For its part, Because Animals has raised $6.7 million to date, from investors including SOSV, Draper Associates and Orkla. SOSV is one of the most active investors in this space, with at least 10 clean meat companies in its portfolio as of July 2021.
A general partner with SOSV, Bill Liao, said Because Animals may cut a faster path to mass production than other clean meat companies.
For one, Because Animals isn't making tiny mouse meat steaks -- it just needs to produce enough cultured mouse tissue to give its pet food a flavor profile cats and dogs will love. (The company's new treats do include other ingredients like cultured yeasts and pumpkin, Falconer told CNBC.)
He added, "One of the biggest challenges in cellular agriculture is sustainable, inexpensive media." Because Animals has developed that very thing — and it's vegan.
Many other clean meat ventures have relied on fetal bovine serum, derived from the blood of animals, to help grow and duplicate animal cells for their products. FBS is highly expensive, however, and its use rankles animal rights and climate activists.
Because Animals developed its own animal-free formulation, and Liao believes the technology will be broadly applicable, possibly beyond pet foods.
Falconer, for the time being, says she is focused on the growing pet food category.
The CEO decided to pursue sustainable pet food while she was working as a postdoctoral research fellow at Stanford University's School of Medicine, she recalls.
Research animals were all around her, and she didn't have the expertise to eliminate scientists' need of them. But with her advanced degrees in microbiology and biochemistry, she knew how to cultivate different types of microorganisms and cells in a lab.
Falconer saw the potential to use her scientific skills to reduce or remove animals from the food supply chain. But she also felt that in her own diet, there were many options to choose from both at restaurants and grocery stores. She's mostly a lentils and tofu person, she says, but is a big fan of Impossible Foods' plant-based substitutes for meat products.
"We can always use more," the CEO said, "and I am happy when there are even more alternatives. But there was absolutely nothing for my cats and virtually nothing for dogs."
Falconer initially wondered if pet food was a big enough market to tackle, and how much of an environmental difference it could make to shift meat production for pet food toward cultured ingredients.
Livestock agriculture was responsible for the equivalent of 260.54 million metric tons of carbon dioxide emissions in the U.S. in 2019, according to the most recent available EPA data.
The amount of pet food consumed pales in comparison with human meat consumption, Falconer discovered. But pet food is produced from leftovers in the global meat supply chain, including tons of meat that couldn't be sold for human consumption, and meat from fallen animals that die in transit, or from suffocation in farming facilities or from disease.

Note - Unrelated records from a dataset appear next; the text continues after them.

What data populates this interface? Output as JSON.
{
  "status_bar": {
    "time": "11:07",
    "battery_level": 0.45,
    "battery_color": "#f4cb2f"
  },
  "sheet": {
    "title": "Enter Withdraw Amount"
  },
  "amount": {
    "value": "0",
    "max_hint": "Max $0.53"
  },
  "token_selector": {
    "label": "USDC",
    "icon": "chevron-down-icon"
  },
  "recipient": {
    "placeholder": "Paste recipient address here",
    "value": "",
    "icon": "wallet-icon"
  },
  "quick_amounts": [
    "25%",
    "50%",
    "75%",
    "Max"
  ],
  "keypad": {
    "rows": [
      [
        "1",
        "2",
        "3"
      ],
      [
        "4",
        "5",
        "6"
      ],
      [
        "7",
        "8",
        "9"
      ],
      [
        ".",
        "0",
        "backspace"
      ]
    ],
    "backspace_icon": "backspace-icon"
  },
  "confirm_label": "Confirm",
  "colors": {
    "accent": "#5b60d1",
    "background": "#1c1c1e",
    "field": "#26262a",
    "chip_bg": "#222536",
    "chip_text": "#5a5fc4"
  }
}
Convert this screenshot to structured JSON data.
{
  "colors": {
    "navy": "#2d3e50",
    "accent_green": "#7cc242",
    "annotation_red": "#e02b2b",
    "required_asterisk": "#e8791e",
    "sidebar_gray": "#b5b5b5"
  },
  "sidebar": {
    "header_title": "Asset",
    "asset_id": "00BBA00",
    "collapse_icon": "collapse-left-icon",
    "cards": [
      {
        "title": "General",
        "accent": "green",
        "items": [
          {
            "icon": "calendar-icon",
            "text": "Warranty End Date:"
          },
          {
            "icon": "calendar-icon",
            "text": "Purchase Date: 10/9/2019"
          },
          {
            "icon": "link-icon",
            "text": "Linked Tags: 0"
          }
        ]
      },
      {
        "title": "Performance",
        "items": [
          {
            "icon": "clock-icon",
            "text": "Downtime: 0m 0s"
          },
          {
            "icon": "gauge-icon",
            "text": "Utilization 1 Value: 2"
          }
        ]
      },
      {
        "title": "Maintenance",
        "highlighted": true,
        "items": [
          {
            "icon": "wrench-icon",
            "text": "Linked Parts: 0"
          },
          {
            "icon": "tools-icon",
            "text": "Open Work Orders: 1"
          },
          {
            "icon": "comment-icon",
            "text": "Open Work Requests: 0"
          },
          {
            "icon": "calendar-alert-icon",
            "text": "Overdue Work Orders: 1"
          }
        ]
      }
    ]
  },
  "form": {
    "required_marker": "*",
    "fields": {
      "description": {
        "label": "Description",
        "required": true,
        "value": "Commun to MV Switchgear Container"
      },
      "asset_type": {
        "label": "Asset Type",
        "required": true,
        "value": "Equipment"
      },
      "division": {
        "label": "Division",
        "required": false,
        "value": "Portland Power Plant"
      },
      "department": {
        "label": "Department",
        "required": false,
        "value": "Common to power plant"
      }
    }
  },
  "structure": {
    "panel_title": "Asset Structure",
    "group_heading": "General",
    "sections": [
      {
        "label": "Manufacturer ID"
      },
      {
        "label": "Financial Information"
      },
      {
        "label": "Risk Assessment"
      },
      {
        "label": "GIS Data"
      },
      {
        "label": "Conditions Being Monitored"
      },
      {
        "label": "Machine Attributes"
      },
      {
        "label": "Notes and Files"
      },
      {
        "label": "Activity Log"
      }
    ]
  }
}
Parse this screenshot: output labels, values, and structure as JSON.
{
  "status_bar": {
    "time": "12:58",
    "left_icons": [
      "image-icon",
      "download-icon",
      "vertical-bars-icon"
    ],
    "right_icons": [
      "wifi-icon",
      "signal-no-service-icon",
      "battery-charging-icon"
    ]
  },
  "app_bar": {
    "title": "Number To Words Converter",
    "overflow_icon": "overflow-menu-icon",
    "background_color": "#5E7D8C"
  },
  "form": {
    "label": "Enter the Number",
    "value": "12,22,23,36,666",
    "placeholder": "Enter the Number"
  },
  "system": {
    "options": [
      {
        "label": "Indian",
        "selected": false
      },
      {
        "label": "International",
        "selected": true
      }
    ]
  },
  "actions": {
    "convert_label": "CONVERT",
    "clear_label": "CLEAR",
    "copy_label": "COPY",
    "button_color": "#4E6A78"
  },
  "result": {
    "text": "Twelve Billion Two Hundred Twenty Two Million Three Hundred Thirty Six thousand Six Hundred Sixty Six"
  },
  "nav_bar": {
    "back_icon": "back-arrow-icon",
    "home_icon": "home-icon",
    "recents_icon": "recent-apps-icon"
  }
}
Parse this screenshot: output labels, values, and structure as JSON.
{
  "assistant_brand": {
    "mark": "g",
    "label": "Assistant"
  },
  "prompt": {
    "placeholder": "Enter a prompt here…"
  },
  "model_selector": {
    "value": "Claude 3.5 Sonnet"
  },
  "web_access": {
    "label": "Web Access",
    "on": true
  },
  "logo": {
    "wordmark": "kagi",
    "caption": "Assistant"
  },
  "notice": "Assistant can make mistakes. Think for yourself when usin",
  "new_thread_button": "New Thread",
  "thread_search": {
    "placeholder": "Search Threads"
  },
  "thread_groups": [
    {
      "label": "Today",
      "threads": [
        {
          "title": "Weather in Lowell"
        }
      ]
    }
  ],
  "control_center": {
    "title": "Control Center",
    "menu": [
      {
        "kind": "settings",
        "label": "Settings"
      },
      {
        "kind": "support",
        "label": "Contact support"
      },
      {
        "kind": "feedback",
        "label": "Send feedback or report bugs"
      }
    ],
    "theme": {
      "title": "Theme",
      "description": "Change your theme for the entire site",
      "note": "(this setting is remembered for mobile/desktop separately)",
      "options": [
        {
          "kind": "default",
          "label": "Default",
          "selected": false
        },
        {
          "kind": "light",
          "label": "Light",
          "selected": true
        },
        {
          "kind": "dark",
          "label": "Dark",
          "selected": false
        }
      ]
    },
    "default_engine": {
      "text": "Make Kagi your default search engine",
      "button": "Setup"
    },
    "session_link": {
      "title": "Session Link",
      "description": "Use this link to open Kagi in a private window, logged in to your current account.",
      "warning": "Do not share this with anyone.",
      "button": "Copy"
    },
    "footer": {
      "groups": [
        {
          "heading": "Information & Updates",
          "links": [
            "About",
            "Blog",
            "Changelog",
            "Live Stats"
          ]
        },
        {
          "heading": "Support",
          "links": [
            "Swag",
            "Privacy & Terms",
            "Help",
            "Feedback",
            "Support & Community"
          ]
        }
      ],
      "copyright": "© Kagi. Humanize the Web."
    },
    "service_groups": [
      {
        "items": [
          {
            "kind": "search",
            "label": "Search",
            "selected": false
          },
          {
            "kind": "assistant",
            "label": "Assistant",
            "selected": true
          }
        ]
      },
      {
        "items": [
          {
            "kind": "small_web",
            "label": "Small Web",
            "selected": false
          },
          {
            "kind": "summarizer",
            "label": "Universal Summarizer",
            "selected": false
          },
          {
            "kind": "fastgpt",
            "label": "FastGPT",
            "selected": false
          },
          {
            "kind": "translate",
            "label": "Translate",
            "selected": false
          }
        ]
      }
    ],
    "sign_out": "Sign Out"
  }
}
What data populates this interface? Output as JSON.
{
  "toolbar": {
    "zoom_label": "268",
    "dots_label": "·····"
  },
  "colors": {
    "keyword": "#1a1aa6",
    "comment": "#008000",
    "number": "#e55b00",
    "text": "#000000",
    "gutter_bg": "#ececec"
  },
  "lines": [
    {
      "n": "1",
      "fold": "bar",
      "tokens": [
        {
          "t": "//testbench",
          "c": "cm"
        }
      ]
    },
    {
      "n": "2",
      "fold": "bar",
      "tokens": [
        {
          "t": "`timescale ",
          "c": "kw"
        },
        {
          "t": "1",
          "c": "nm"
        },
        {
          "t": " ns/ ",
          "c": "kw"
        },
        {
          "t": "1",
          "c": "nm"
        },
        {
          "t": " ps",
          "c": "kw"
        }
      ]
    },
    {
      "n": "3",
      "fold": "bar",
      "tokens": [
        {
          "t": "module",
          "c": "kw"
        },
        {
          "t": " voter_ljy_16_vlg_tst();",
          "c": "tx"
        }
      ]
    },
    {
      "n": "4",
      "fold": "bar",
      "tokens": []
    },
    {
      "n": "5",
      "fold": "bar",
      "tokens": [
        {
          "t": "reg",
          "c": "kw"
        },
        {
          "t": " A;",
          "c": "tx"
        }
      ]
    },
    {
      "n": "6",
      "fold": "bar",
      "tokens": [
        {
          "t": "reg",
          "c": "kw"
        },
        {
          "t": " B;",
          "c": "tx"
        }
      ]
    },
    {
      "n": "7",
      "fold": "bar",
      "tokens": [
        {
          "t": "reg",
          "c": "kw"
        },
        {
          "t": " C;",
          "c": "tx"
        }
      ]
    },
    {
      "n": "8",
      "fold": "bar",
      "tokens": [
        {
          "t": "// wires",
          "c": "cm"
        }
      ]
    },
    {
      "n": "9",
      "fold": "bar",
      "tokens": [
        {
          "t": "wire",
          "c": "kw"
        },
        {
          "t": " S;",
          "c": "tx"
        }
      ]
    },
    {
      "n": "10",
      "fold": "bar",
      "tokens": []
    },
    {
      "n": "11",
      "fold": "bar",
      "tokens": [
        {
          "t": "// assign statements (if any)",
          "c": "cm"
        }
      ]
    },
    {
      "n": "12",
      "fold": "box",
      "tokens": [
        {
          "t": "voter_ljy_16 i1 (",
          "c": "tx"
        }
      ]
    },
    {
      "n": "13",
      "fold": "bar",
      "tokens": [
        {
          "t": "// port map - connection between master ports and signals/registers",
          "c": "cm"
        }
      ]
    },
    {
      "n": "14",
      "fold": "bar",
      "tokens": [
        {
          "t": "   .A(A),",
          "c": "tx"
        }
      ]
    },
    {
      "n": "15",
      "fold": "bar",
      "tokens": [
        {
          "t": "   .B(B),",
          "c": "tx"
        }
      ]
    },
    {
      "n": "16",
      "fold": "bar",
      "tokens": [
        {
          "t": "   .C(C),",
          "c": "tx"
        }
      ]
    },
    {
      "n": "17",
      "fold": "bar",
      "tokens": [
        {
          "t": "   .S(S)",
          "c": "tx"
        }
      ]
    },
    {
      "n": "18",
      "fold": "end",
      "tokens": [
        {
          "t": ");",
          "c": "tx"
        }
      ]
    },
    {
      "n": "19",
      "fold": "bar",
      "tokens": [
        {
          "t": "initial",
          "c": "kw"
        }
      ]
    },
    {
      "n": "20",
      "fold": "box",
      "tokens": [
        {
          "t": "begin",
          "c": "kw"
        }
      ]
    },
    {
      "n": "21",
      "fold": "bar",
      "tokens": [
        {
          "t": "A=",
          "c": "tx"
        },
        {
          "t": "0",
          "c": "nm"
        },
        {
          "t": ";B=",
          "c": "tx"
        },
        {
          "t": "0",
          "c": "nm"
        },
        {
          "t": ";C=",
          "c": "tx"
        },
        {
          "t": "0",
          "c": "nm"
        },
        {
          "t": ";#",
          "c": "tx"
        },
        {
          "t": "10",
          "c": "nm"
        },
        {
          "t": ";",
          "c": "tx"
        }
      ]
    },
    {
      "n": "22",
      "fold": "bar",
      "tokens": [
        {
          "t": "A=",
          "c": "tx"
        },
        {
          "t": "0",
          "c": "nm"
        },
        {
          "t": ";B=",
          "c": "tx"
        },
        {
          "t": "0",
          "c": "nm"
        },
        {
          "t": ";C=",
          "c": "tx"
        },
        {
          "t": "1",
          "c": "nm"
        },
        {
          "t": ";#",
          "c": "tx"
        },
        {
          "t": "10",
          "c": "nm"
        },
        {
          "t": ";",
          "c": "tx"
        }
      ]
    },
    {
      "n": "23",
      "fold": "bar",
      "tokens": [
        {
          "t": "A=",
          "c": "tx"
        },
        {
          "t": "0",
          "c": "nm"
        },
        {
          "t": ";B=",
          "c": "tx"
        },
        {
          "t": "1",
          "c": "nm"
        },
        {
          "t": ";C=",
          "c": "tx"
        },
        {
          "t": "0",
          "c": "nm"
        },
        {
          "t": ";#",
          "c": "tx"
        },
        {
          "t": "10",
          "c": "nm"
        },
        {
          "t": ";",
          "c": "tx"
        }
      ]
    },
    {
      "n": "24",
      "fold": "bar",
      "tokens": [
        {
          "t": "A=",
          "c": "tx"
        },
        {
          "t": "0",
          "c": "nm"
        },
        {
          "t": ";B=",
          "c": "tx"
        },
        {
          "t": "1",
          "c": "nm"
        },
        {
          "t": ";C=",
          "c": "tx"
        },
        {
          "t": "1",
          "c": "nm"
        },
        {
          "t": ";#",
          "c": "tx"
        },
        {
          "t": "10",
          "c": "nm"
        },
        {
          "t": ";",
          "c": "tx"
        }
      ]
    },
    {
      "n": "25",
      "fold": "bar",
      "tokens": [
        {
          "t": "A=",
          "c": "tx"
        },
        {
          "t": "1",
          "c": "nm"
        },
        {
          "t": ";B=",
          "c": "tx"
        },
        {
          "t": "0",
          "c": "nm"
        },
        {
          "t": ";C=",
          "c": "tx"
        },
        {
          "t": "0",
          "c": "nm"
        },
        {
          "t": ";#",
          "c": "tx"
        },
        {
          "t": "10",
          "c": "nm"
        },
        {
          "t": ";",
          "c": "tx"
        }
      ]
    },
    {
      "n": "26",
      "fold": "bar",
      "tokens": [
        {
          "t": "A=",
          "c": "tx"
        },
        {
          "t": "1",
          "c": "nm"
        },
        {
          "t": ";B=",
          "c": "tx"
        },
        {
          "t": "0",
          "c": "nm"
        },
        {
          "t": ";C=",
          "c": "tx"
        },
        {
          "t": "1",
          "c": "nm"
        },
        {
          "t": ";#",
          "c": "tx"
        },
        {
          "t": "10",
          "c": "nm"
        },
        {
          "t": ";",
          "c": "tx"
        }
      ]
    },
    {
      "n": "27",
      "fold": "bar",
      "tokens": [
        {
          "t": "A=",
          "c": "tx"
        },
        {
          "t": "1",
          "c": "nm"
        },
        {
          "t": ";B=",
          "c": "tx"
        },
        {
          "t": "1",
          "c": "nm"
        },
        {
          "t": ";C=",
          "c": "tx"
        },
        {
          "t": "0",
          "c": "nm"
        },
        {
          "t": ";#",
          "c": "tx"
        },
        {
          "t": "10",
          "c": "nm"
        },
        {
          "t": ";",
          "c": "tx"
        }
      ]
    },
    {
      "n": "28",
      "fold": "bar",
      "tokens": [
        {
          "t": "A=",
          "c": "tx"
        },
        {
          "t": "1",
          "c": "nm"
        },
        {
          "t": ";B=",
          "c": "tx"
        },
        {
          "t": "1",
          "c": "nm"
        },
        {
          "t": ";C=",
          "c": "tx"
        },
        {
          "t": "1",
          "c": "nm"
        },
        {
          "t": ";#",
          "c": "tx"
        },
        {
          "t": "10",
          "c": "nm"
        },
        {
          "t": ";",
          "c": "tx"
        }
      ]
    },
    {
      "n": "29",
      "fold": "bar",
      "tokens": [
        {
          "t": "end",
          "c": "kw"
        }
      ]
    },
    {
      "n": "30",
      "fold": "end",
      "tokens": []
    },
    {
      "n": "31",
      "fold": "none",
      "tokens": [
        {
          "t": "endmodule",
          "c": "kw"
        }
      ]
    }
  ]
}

"All that meat gets shunted into pet food," Falconer said, "And it allows animal agriculture to stay afloat without making any big changes.
Today, the pet food market is growing, buoyed by increased adoption of dogs and cats by millennials, and greater awareness of health benefits through nutrition for pets. According to Grand View Research, the pet food market should grow to around $90.4 billion by 2025.
If Because Animals has the impact Falconer is looking for, a significant portion of that will shift to clean meat and other sustainable products soon. The company's next challenge will be scaling up to a larger commercial kitchen, while continuing to develop new, clean meat pet foods.
Correction: Livestock agriculture was responsible for the equivalent of 260.54 million metric tons of carbon dioxide emissions in the U.S. in 2019.